Just because a team gets to the line more doesn’t mean they’re sinking their buckets from the charity stripe. Free-throw rate allows us to see which teams and players are getting to the line and converting their attempts.
Free-throw attempts aren’t worth much unless teams are making their shots at the line. Thanks to Free-Throw Rate, we can tell which teams and players are getting to the line often and converting.
NBA Rebound Rate
The rebound rate is the percentage of rebounds (offensive and defensive) a player or the team capture during the game.
Rebound rate by itself might not tell you much about the game but by pairing it with the pace factor, for example, you’ll notice that teams with lots of possession tend to attack more, therefore, they generate more rebound opportunities.
Offensive rebounds are an interesting NBA stat for bettors because the more offensive rebounds the team accomplishes the more opportunity they have to score.
Think of offensive rebounds as the team buying itself a second chance to score with each rebound the win.
Defensive rebounds are interesting too.

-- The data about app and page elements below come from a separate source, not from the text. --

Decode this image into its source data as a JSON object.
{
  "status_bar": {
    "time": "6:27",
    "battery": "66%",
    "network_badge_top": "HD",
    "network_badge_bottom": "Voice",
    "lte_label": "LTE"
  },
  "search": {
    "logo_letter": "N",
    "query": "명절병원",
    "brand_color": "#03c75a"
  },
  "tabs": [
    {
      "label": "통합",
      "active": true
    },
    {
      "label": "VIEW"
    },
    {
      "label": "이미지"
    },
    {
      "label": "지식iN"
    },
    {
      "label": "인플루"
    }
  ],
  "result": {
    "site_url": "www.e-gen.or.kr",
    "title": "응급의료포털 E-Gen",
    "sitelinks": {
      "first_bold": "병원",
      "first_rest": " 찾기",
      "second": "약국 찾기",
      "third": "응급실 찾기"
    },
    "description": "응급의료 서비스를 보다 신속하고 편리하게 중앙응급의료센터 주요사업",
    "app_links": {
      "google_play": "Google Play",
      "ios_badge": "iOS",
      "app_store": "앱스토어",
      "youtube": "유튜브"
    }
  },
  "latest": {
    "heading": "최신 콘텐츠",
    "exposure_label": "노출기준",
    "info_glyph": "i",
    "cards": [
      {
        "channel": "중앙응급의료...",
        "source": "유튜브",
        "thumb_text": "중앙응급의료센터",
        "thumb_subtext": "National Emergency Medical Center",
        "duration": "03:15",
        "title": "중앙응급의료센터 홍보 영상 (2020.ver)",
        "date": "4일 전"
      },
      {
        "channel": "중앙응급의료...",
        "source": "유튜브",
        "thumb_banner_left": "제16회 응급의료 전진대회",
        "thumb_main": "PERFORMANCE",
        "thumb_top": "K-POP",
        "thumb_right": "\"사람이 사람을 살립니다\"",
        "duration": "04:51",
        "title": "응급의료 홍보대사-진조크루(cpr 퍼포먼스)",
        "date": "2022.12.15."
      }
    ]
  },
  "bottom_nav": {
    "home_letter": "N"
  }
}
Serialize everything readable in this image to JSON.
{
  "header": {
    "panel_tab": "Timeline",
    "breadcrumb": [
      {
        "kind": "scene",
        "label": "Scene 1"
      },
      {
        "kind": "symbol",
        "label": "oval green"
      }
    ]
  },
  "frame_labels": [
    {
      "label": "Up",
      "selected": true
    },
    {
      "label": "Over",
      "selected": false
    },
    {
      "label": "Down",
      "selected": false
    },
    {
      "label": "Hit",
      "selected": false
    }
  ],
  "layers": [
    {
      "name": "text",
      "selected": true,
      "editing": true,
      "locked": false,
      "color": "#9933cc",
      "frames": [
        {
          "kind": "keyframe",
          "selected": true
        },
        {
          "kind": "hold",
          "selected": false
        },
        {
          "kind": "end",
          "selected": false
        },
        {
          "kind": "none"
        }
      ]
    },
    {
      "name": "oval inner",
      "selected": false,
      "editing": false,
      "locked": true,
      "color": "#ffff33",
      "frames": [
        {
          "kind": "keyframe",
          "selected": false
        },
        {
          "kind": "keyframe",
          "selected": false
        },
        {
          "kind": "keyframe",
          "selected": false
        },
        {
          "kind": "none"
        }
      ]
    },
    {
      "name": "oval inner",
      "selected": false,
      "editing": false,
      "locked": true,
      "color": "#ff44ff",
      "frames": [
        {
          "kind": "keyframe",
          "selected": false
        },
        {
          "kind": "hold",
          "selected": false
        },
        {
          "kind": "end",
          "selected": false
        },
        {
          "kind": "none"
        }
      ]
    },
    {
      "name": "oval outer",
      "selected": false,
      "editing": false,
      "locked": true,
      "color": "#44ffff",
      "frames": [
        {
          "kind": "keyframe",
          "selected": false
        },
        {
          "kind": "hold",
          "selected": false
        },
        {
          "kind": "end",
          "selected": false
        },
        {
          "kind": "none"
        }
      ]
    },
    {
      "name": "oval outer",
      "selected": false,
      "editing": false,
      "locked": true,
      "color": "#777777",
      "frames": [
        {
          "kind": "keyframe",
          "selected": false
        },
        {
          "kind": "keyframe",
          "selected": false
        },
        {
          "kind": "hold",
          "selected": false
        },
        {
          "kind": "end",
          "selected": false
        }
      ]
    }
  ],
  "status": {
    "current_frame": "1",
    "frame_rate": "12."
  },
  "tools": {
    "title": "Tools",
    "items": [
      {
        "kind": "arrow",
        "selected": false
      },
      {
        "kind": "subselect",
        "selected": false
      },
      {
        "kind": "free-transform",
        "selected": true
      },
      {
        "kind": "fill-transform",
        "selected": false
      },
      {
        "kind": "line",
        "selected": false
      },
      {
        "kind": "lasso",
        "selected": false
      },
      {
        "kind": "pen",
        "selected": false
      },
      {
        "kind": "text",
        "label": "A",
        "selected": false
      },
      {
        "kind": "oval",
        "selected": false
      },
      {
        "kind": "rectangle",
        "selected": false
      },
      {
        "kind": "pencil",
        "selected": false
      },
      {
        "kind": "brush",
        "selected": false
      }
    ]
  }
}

They measure how effective the team playing defense can stop the other team from winning that second chance to score.
Defensive rebounds are essential to analyze the defensive behavior and effectiveness of any team you would like to place a wager on.
Win Shares (WS)
Essentially, win shares measure how valuable a player is, based on wins. It estimates an individual contribution to their team’s win total.
The formula is complex, and there is no need to know how it works. The result is what’s important here. Any advanced stats site will have a column for each player’s win share numbers.
Points Per Possession (PPP)
The PPP stat is one of the most specific ones because its value is getting a lot of recognition lately.
Bettors can see how many points the Houston Rockets give up to pick-and-roll ball-handlers or how many points per possession LeBron James scores in any situation.
The points per possession stat is good when handicapping game totals or NBA prop bets to a specific player. It came to replace the raw points per game average used over the last 50 years.
Assists Percentage (AST%)
The formula to get the assists percentage is not complicated. It involves assists, minutes played, team field goals, and individual field goals.
In fact, this is barely an advanced stat considering most analysts have used this metric for years.
But it becomes important when talking about team assists. The best assist percentage team usually is a well-coached squad, willing to share the ball until they find the highest percentage shot.
Effective Field Goal Percentage (eFG%)
For years, field-goal percentage was the go-to-stat to find out if a team was shooting well. The effective field-goal percentage is the FG percentage stat on steroids because it assesses three-point attempts.
The eFG gives more value to the three-point shot because it is worth more, obviously.
Let’s say a player shoots ten times from inside the arc and nails five. He gets ten points. Another player tries ten shoots from beyond the arc, drilling five. He would score 15 points on the same eFG percentage.
Offensive Rating (ORtg)
This one is simple. Offensive Rating is the number of points produced by a play in 100 possessions.
The great thing about this ORtg stat is that it takes away the play’s pace and minutes played per game.
The number, however, favors big men with a high shooting percentage. It helps explain how efficient the player is on offense throughout the season.
Are NBA Advanced Analytics Reliable?
All of these metrics are excellent tools to incorporate into your NBA handicapping, but it’s important not to rely solely on them or any other NBA betting stats when wagering on pro basketball events.
Oddsmakers are using many of them when they build their numbers. However, you may still have an edge in the main markets if you find that the bookmakers aren’t valuing the teams accurately.
These NBA advanced statistics are especially valuable for smaller NBA markets, like player props. They also can be excellent for NBA futures and season-long win totals.
Anybody interested can find the actual NBA advanced metrics at Basketball-Reference.com.